The principal argument utilized by the PT leadership in attempting to deflect the impeachment drive was directed not to workers, but to the Brazilian bourgeoisie. According to Rousseff, a post-impeachment government under Temer would lack the “legitimacy” to enforce the sweeping “sacrifices” being demanded by the stock markets and big business. The PT itself was better suited for the task, utilizing its partners in the unions and various institutionalized “social movements” to smother social upheavals.
While it appears certain that the Senate will accept the impeachment case against Rousseff, requiring a simple majority vote and triggering her suspension for 180 days until the upper house reaches a final judgment, it is far from clear that Temer and his allies will prove capable of restoring stability for capitalist rule. Temer—nicknamed “Dracula” for his marked resemblance to Bela Lugosi in that role—himself faces impeachment charges, and the second and third in line of succession are up to their necks in the Petrobras scandal.
Of decisive importance for the Brazilian working class is an assimilation of the bitter lessons of the protracted betrayal carried out under the banner of the PT. Before there was a Syriza to betray the Greek workers and impose the dictates of European finance capital, and before there was a Podemos being groomed to carry out a similar betrayal in Spain, there was the Brazilian Workers Party.
Founded in 1979, in the midst of massive industrial strikes and a growing student movement that shook the foundations of the military dictatorship, the PT served as a vehicle for diverting these tumultuous struggles back into the safe channels of bourgeois politics. As the apparatus of the party and the affiliated CUT union federation grew, it became ever more firmly rooted in the interests of a privileged middle-class layer and increasingly hostile to those of the working class.

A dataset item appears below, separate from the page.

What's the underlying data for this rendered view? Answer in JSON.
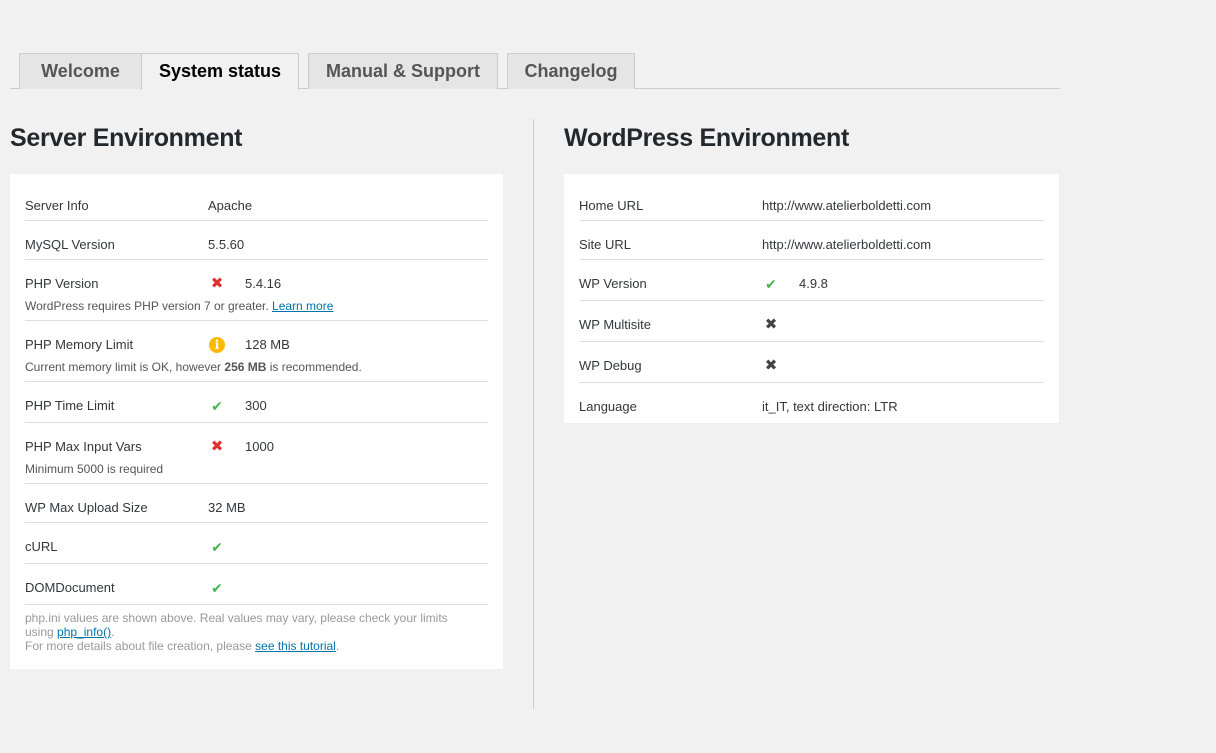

As with Syriza and Podemos today, a host of pseudo-left organizations promoted the PT as an alternative to the building of a revolutionary party of the Brazilian working class based on the perspective of socialist internationalism. The PT, they argued, offered a new peaceful Brazilian road to socialism.
Central to this political operation were the efforts of a collection of organizations calling themselves socialist and even Trotskyist, all of which had, in an earlier period, broken with the International Committee of the Fourth International, the world Trotskyist movement. They touted Castroism and petty-bourgeois guerrillaism as the new road to power, with disastrous results throughout Latin America.
The followers of the French revisionist Pierre Lambert, the Argentine Nahuel Moreno and the Pabloite United Secretariat of Ernest Mandel all liquidated themselves into the PT. Some were expelled as the party turned ever further to the right, while others have managed to remain inside to this day, among them individuals implicated in the party’s successive corruption scandals.
The drive to impeach Rousseff is a sharp warning to the Brazilian working class. Workers can defend their rights only through a conscious break with the PT and the CUT, which are instruments not for waging the class struggle but for suppressing it.
What is required is a political rearming of the working class and the construction of a new revolutionary leadership, based on a relentless critique of the political tendencies and perspectives that were responsible for the debacle of the PT.
This means building a Brazilian section of the International Committee of the Fourth International, whose decades-long defense of Marxist and Trotskyist principles provides a powerful foundation for forging a new revolutionary leadership dedicated to unifying the working class internationally against capitalist exploitation, oppression and war.